One of the greatest and most ambitious works in English literature, in the original Middle English. The Canterbury Tales (Middle English: Tales of Caunterbury) is a collection of over 20 stories written in Middle English by Geoffrey Chaucer at the end of the 14th century, during the time of the Hundred Years' War.
The tales (mostly written in verse, although some are in prose) are presented as part of a story-telling contest by a group of pilgrims as they travel together on a journey from Southwark to the shrine of Saint Thomas Becket at Canterbury Cathedral.
An Author's Republic audio production.
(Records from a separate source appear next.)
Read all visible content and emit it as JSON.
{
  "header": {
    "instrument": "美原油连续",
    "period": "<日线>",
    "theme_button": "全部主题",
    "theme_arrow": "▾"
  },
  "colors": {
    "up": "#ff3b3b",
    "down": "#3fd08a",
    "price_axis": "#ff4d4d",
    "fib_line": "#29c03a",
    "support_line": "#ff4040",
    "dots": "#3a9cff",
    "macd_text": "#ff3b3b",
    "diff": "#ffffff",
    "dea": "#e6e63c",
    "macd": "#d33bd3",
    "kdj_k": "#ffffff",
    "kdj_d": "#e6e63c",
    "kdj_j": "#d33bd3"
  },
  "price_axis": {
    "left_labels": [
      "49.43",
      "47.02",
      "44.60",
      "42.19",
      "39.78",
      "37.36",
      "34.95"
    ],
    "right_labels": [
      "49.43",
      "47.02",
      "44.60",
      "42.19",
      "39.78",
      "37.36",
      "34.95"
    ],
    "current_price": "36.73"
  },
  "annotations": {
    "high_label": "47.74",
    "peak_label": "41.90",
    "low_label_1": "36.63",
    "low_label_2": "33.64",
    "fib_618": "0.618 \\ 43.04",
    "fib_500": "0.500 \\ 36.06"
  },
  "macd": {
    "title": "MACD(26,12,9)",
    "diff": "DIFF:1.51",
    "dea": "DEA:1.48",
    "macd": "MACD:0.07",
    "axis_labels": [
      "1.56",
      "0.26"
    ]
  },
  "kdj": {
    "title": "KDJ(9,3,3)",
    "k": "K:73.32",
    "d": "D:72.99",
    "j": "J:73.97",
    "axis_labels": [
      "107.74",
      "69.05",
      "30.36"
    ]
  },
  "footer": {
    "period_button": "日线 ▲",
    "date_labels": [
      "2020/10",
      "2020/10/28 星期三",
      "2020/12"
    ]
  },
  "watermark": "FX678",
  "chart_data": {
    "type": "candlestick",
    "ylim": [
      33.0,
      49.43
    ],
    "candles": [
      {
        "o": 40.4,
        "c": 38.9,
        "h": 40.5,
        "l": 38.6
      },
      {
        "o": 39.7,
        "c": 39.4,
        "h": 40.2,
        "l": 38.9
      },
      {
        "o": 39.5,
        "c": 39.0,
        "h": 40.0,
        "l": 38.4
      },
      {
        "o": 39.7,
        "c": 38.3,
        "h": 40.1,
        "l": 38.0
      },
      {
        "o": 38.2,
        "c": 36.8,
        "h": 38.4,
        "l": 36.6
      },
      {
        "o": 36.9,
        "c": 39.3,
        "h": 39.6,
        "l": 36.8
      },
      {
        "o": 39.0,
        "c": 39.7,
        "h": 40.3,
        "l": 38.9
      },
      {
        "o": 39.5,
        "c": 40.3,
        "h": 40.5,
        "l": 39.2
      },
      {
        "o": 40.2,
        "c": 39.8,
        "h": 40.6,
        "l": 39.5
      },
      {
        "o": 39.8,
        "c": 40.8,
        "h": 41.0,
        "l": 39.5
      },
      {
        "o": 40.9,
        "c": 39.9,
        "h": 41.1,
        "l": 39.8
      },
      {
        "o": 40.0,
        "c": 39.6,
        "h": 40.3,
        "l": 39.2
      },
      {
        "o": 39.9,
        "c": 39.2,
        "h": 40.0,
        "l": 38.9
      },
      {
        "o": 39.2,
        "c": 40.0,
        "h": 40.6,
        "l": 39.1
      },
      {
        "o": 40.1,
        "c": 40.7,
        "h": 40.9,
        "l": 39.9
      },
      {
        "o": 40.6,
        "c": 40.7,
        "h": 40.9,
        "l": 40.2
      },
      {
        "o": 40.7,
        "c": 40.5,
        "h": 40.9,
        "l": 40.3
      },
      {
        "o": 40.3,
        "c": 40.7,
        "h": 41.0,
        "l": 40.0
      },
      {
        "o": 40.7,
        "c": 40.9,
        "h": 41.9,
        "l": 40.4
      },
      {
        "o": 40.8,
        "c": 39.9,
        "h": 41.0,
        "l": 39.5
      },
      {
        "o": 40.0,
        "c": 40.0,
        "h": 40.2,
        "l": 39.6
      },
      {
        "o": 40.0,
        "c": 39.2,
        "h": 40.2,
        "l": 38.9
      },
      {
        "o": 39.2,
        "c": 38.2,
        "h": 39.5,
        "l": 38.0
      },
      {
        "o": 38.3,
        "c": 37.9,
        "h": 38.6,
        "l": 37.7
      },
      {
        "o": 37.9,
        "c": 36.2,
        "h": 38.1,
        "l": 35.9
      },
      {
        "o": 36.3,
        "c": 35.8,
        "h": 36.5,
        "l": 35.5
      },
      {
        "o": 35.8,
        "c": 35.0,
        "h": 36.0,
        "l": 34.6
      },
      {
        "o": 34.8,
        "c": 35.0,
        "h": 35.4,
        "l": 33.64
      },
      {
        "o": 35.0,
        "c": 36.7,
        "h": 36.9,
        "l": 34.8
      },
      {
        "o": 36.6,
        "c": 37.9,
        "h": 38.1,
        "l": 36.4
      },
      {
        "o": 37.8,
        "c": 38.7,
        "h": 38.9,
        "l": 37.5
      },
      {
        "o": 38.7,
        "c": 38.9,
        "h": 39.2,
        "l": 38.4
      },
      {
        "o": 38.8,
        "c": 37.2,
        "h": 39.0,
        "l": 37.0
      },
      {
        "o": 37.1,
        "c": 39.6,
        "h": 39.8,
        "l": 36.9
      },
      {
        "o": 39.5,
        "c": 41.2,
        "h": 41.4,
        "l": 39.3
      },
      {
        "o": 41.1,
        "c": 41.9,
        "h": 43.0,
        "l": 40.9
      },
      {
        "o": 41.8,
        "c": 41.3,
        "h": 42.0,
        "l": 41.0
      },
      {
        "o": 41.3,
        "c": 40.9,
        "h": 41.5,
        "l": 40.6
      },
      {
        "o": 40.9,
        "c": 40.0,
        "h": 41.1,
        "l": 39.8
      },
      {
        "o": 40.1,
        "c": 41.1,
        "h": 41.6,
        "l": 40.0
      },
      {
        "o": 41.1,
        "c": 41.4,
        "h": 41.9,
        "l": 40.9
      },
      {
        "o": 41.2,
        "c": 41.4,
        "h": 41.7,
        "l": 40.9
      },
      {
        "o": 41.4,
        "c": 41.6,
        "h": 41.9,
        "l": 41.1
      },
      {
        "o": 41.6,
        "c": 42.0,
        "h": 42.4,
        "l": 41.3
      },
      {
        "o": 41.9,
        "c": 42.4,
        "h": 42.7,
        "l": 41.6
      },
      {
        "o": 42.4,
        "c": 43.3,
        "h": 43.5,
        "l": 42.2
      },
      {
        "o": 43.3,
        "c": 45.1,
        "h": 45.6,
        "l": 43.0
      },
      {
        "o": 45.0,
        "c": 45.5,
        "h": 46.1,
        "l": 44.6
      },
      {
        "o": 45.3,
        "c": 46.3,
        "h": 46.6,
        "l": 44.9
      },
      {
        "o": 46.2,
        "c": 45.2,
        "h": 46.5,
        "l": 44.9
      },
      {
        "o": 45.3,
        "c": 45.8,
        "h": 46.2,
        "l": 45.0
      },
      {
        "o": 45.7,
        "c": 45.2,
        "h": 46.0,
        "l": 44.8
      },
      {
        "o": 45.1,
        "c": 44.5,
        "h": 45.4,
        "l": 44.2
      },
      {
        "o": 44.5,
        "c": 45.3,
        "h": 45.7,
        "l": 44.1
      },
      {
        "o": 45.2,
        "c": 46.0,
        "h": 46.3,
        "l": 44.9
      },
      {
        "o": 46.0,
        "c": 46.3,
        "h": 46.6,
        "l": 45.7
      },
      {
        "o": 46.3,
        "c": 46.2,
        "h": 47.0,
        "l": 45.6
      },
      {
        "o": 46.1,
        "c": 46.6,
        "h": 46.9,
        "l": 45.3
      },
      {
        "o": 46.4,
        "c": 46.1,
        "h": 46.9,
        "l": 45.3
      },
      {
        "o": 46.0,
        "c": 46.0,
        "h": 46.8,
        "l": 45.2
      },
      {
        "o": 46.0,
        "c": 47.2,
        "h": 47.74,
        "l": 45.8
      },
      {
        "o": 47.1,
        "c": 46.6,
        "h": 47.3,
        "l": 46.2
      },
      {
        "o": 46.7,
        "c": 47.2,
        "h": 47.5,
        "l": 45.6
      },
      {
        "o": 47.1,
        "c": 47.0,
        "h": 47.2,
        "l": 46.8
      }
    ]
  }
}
Thought to have been born in London, England c. 1342/43, Geoffrey Chaucer is considered "the first finder of our language" even before the time of Shakespeare. His The Canterbury Tales ranks as one of the greatest poetic works in the English language. Perhaps the chief characteristics of Chaucer's works are their variety in subject matter, genre, tone, style, and in the complexities presented concerning man's pursuit of a sensible existence. Yet his writings also consistently reflect an all-pervasive humor, combined with serious and tolerant consideration of important philosophical questions. From his writings Chaucer emerges as a poet of love, both earthly and divine. His stories lead the listener to speculate about man's relationship both to other people and to his Maker, while simultaneously providing entertaining views of the frailties and follies, as well as the nobility, of mankind.